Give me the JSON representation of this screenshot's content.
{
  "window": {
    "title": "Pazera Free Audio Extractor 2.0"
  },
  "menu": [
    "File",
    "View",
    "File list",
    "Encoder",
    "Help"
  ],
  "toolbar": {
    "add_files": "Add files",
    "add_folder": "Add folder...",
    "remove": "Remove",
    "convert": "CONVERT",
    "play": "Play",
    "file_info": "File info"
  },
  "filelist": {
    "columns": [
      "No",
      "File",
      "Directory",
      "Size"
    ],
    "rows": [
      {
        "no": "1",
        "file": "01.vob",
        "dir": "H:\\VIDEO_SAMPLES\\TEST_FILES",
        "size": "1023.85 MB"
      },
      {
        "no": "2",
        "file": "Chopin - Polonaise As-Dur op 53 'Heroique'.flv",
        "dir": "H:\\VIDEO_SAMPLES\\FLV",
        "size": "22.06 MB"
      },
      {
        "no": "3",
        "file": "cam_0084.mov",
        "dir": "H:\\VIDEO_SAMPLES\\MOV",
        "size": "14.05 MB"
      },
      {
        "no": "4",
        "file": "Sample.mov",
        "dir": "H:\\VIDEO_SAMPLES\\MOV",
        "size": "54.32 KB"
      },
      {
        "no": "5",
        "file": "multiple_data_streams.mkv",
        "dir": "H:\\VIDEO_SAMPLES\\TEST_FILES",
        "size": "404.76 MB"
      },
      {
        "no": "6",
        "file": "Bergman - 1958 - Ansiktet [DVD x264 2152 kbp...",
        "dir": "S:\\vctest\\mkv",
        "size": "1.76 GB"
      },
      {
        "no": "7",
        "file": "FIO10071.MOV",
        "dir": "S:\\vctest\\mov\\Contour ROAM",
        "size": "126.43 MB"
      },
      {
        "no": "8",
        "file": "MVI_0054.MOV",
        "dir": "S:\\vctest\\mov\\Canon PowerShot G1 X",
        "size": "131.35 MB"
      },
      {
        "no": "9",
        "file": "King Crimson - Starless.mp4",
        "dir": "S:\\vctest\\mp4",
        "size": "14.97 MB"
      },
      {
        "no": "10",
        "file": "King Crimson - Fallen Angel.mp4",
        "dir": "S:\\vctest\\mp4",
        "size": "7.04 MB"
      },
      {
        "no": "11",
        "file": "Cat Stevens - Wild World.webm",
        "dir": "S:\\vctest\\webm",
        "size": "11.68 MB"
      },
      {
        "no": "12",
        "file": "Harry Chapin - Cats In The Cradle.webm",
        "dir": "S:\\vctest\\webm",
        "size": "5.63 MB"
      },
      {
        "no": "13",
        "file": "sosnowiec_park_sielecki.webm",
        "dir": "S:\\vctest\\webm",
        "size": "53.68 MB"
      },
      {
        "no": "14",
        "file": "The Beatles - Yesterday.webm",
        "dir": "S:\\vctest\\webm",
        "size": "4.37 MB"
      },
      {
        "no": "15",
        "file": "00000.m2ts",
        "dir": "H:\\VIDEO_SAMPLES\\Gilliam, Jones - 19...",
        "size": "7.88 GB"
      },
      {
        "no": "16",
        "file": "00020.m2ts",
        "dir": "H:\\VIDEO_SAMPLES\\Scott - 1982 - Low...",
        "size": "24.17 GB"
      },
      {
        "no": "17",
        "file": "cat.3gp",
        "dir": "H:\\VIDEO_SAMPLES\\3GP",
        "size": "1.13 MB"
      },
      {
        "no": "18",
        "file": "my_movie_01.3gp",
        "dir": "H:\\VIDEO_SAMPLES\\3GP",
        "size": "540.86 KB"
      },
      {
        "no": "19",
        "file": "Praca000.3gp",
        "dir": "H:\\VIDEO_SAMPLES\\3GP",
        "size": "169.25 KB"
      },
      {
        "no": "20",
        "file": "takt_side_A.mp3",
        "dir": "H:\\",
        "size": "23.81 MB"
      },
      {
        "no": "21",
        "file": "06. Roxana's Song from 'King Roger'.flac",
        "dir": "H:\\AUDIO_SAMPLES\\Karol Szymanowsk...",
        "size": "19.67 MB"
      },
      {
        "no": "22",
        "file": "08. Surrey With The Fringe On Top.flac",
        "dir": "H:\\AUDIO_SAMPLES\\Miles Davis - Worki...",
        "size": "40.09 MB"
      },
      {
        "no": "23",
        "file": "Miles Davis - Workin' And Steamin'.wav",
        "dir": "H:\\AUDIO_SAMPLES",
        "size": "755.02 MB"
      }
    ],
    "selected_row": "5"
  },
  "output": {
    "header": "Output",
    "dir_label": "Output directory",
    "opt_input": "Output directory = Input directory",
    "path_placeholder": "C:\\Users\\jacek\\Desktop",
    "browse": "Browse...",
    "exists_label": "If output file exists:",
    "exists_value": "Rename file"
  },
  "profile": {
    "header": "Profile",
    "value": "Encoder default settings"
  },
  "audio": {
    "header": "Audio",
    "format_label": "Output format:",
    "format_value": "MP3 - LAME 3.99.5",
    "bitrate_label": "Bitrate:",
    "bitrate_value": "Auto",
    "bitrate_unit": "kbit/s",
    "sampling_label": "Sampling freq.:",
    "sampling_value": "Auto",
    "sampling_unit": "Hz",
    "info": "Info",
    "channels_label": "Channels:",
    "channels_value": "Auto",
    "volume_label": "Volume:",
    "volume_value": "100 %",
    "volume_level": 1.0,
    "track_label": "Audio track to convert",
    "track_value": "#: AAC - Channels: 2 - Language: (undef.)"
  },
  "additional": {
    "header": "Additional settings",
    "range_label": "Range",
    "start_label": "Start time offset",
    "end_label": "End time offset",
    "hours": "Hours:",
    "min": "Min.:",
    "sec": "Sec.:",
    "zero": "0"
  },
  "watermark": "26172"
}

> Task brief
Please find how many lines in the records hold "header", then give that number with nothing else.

> Solution to the problem
4